If your engine oil is dark and smoke is coming from your exhaust pipe, you probably need to change your oil. Exhaust pipe smoke is a bad sign regardless of whether you have a traditional or diesel engine. Check your oil filter to see if your engine oil was recently changed. Truck oil maintenance is the most straightforward step of our truck preventative maintenance checklist.
Check the Brakes
Brake failure can lead to accidents, especially with worn-out tank trucks. Commercial truck brakes wear surprisingly fast and need to be regularly replaced.
Braking systems are more than just brake pads—your maintenance provider should install new springs, pins, and bushings throughout your whole system. Outside that hardware, make sure your maintenance provider checks the brake fluid and keeps application pressure at 60 psi or higher.
Failures with braking systems are serious. Have your fleet managers take pre-trip inspections of your braking systems to keep your truck drivers safe. These vehicle inspections could prevent your drivers from getting into accidents.
Keep Your Tires Properly Inflated
Be sure to support your tires with the right amount of pressure. Underinflated tires drag fuel efficiency and damage your wheels over time. Overinflated tires are prone to dangers like blowouts and tread wear.
Use a pressure monitor to make sure your tires get the right amount of pressure. To find out the right amount, consult your owner’s manual or check the rim of your tire for markings.
Take Care of the Truck Body
Body corrosion is one of the leading reasons trucks retire earlier than expected. Rust is inevitable, but it can be slowed down with these best practices:

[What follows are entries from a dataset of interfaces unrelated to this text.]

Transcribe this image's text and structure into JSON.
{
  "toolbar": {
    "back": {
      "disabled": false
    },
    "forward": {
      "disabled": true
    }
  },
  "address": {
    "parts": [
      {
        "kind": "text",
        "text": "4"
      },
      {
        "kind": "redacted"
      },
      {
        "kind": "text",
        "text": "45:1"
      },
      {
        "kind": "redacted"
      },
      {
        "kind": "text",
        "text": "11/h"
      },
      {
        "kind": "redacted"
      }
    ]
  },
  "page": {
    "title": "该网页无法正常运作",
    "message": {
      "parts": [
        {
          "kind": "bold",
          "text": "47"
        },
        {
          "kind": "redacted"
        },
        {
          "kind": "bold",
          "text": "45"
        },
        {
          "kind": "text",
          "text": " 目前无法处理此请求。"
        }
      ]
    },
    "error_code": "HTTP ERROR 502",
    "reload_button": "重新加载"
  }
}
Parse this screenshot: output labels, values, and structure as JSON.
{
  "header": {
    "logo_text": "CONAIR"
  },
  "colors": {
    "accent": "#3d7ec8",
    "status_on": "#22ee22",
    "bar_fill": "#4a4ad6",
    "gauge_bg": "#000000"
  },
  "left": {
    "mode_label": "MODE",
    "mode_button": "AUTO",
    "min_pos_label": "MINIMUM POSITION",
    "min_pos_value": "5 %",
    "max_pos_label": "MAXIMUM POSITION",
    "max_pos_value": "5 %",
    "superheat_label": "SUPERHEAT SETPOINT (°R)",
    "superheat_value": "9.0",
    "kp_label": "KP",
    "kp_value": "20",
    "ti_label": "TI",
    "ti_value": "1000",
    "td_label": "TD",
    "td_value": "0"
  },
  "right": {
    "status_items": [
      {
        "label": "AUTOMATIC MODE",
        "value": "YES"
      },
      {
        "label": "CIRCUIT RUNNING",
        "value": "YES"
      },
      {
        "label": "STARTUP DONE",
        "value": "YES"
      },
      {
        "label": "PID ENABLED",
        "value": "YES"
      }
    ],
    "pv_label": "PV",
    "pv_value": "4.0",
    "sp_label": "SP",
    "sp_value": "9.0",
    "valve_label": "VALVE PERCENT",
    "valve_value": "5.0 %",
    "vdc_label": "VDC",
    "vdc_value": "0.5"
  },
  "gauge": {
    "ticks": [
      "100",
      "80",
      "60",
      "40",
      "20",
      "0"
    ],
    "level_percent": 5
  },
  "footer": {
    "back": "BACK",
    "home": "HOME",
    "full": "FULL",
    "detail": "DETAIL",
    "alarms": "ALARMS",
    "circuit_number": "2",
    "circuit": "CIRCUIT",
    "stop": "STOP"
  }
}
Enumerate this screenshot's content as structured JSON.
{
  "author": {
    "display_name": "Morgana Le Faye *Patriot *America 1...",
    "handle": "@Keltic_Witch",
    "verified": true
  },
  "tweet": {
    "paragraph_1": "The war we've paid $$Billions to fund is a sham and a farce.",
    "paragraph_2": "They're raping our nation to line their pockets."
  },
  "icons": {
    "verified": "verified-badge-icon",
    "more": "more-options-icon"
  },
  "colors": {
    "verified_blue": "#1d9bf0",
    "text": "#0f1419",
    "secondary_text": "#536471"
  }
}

- Touch up the truck’s paint job and remove rusty paint chips.
- Spray door locks with WD-40 lubricant to prevent unwanted moisture.
- Wash your truck every 10 days. For the best results, perform a tank body wash after every haul, especially if you’re traveling in snowy and wet conditions.
This is a more intensive step of the preventative maintenance checklist, but it is critical to keeping your truck in good condition.
Protect the Engine Belt
The engine belt is the driving force of your truck and crucial for truck maintenance. These durable rubber bands are responsible for stabilizing the mechanical components of your engine, including the alternator and air compressor. Although engine belts are robust, they break down over time. As a best practice, check your belts frequently and replace them every 50,000 miles.
Replace Worn Parts
Stockpile parts you know you’ll need. It’s best to purchase bulk equipment if a manufacturer discontinues a specific product. This may cost more upfront, but the investment will prevent you from making expensive fleet purchases later. Finally, make sure to adopt the longest-term warranty with each purchase.
Monitor the Coolant System
One of the most common mistakes in truck handling is the mismanagement of antifreeze coolant. Always use the right fluid and keep the coolant system clean. You should also invest in a coolant filter to help maintain balanced fluid levels.
Set Up a Truck Maintenance Schedule
Set up a preventative maintenance schedule to keep your truck in great shape. This schedule can be set up on a timeframe that works for you, whether it’s every two weeks or every six months. We recommend maintaining your trucks as regularly as possible.
Schedule Professional Inspections
A professional inspection can determine whether your equipment is safe for use. This inspection is vital to keeping your vehicle compliant with the U.S. Department of Transportation (DOT).
Be consistent with your check-ups and examine all interior and exterior parts and accessories. You should plan an inspection at least once a year, but if you’re seeking the best results, keep your own maintenance log and inspect your equipment regularly.
Interested in professional commercial truck maintenance programs? Check out our process at White Tank & Truck Repair.